▸ **TASK INPUTS**:
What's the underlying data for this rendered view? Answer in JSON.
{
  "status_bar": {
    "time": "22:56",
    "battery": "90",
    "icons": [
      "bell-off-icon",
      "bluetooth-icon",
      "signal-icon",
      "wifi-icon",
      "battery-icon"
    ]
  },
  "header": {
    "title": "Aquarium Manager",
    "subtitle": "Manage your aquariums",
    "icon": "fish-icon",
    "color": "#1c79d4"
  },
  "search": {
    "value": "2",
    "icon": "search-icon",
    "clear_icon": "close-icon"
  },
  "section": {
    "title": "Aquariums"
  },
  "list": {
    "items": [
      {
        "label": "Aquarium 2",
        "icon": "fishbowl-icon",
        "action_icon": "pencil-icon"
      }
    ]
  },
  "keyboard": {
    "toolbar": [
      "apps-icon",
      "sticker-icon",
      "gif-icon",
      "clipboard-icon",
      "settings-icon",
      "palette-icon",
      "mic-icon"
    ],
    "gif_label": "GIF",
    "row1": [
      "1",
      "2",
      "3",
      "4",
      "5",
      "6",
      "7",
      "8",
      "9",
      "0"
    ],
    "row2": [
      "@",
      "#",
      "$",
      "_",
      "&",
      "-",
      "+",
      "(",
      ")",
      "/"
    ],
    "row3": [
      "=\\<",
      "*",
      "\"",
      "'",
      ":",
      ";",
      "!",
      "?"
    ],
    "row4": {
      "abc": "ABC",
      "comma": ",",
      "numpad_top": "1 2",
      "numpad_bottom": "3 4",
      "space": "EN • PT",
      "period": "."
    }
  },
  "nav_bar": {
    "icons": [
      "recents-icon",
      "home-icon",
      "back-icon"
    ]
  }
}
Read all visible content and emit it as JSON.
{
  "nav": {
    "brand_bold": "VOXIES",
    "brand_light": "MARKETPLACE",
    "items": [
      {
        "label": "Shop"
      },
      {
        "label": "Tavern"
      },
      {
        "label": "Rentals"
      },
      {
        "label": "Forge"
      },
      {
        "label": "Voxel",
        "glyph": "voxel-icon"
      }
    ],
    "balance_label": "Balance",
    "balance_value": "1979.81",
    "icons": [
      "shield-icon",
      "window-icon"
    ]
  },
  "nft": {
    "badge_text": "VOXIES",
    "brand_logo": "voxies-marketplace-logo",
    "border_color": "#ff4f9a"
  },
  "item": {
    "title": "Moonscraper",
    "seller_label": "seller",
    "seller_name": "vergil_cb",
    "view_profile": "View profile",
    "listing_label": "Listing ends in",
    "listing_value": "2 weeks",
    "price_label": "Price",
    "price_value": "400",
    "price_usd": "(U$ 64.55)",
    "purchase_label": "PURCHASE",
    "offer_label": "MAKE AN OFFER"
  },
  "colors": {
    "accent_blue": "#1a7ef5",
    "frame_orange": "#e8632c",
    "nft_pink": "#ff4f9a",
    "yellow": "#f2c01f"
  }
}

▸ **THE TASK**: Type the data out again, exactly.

▸ **WRITTEN REPLY**:
What's the underlying data for this rendered view? Answer in JSON.
{
  "status_bar": {
    "time": "22:56",
    "battery": "90",
    "icons": [
      "bell-off-icon",
      "bluetooth-icon",
      "signal-icon",
      "wifi-icon",
      "battery-icon"
    ]
  },
  "header": {
    "title": "Aquarium Manager",
    "subtitle": "Manage your aquariums",
    "icon": "fish-icon",
    "color": "#1c79d4"
  },
  "search": {
    "value": "2",
    "icon": "search-icon",
    "clear_icon": "close-icon"
  },
  "section": {
    "title": "Aquariums"
  },
  "list": {
    "items": [
      {
        "label": "Aquarium 2",
        "icon": "fishbowl-icon",
        "action_icon": "pencil-icon"
      }
    ]
  },
  "keyboard": {
    "toolbar": [
      "apps-icon",
      "sticker-icon",
      "gif-icon",
      "clipboard-icon",
      "settings-icon",
      "palette-icon",
      "mic-icon"
    ],
    "gif_label": "GIF",
    "row1": [
      "1",
      "2",
      "3",
      "4",
      "5",
      "6",
      "7",
      "8",
      "9",
      "0"
    ],
    "row2": [
      "@",
      "#",
      "$",
      "_",
      "&",
      "-",
      "+",
      "(",
      ")",
      "/"
    ],
    "row3": [
      "=\\<",
      "*",
      "\"",
      "'",
      ":",
      ";",
      "!",
      "?"
    ],
    "row4": {
      "abc": "ABC",
      "comma": ",",
      "numpad_top": "1 2",
      "numpad_bottom": "3 4",
      "space": "EN • PT",
      "period": "."
    }
  },
  "nav_bar": {
    "icons": [
      "recents-icon",
      "home-icon",
      "back-icon"
    ]
  }
}
Read all visible content and emit it as JSON.
{
  "nav": {
    "brand_bold": "VOXIES",
    "brand_light": "MARKETPLACE",
    "items": [
      {
        "label": "Shop"
      },
      {
        "label": "Tavern"
      },
      {
        "label": "Rentals"
      },
      {
        "label": "Forge"
      },
      {
        "label": "Voxel",
        "glyph": "voxel-icon"
      }
    ],
    "balance_label": "Balance",
    "balance_value": "1979.81",
    "icons": [
      "shield-icon",
      "window-icon"
    ]
  },
  "nft": {
    "badge_text": "VOXIES",
    "brand_logo": "voxies-marketplace-logo",
    "border_color": "#ff4f9a"
  },
  "item": {
    "title": "Moonscraper",
    "seller_label": "seller",
    "seller_name": "vergil_cb",
    "view_profile": "View profile",
    "listing_label": "Listing ends in",
    "listing_value": "2 weeks",
    "price_label": "Price",
    "price_value": "400",
    "price_usd": "(U$ 64.55)",
    "purchase_label": "PURCHASE",
    "offer_label": "MAKE AN OFFER"
  },
  "colors": {
    "accent_blue": "#1a7ef5",
    "frame_orange": "#e8632c",
    "nft_pink": "#ff4f9a",
    "yellow": "#f2c01f"
  }
}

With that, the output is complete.